Building Science Skills
Tips for Parents
Observe the moon together over several weeks; note whether you arelooking at it at the same time every day or at different times. (You and yourchild could do this exercise once a year for several years -- perhaps at adifferent season each year -- and learn something new each time.) Note themoon's location and draw its various shapes; be aware of the stars around it.Examine the moon chart in the weather section of your daily newspaper or on acalendar. There is almost no end to the astronomical observations you and yourchild can make. If, like many parents, you are not especially familiar with thesky, this exercise will be a good learning experience for you as well as foryour child.
Ask about the scientists your child is currently studying. Are men andwomen represented? What about people of color? What does your child know aboutthese scientists and their work?
What does your child know about the effects of caffeine, tobacco, alcohol,marijuana, cocaine, heroin? Keep in touch with what your child is learning aboutdrugs and drug abuse. Does he or she show a growing awareness of drugs as aproblem? You should be aware that many sixth graders are beginning to experimentwith drugs. Your local library or a counselor can suggest books that will helpprepare you to discuss this subject with your child.
See what your child knows about the digestive system. Ask, "How doesfood change as we digest it?"
What does your child know about the different functions of red and whiteblood cells? (The red carry oxygen; the white fight infection.)
Ask what happens when we inhale and exhale. (Inhaling draws oxygen into thebody; exhaling expels carbon dioxide.)
Science studies in the sixth grade continues to give attention to thesources of common things and to everyday processes. You and your child caninvestigate questions such as "Why do magnets pick up some metals and notothers?" "How does electricity travel?" "How are moviesmade?"
Your child is studying the role of technology in society. Ask about howtelevision has changed people's lives. What was daily life like beforetelevision (not all that long ago)? You can also talk about how medical researchis keeping people alive longer, and how robots are doing much of the work inautomobile factories.
Go birdwatching (or bird counting) with a local nature group. Invest in apaperback pocket guide to the bird species commonly seen in your area; togetheryou and your child can learn how to identify species and study their habits.Each time you go to a park, a wildlife preserve, or a bird sanctuary you willlearn something new about birds. Your child -- and you -- may discover alifetime of enjoyment in observing nature.

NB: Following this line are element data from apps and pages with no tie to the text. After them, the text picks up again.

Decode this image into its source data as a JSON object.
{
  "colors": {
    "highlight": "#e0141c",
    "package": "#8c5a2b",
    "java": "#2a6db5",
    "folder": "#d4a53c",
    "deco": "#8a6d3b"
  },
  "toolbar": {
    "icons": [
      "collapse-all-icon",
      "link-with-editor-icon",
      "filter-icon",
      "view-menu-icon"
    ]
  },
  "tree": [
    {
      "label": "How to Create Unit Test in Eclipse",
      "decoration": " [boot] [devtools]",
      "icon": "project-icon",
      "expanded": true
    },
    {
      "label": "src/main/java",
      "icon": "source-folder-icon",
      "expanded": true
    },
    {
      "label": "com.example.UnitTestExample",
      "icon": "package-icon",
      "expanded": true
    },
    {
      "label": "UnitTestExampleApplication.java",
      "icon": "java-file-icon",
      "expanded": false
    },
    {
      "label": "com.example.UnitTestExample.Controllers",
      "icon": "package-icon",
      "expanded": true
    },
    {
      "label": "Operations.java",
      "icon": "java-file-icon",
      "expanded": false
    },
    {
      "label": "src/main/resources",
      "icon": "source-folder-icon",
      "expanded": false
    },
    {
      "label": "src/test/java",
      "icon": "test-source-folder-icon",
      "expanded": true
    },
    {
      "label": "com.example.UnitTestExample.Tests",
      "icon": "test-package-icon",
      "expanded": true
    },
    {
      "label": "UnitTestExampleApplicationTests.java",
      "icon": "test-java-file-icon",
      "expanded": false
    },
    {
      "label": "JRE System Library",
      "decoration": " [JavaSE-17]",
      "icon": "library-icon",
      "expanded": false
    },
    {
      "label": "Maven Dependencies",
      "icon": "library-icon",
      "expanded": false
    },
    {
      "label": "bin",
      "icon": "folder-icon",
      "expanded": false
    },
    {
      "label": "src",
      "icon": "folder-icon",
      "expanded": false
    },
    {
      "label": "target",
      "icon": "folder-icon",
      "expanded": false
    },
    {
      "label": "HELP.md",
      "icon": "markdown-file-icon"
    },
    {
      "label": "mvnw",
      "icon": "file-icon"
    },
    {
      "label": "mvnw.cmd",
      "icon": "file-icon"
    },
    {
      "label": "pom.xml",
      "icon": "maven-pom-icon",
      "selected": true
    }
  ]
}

Inquire about the local ecosystem. What does your child know about the foodchain and how species of birds, fish, insects, and mammals fit into it?
Reprinted from 101 Educational Conversations with Your 6th Grader by Vito Perrone, published by Chelsea House Publishers.
Copyright 1994 by Chelsea House Publishers, a division of Main Line Book Co. All rights reserved.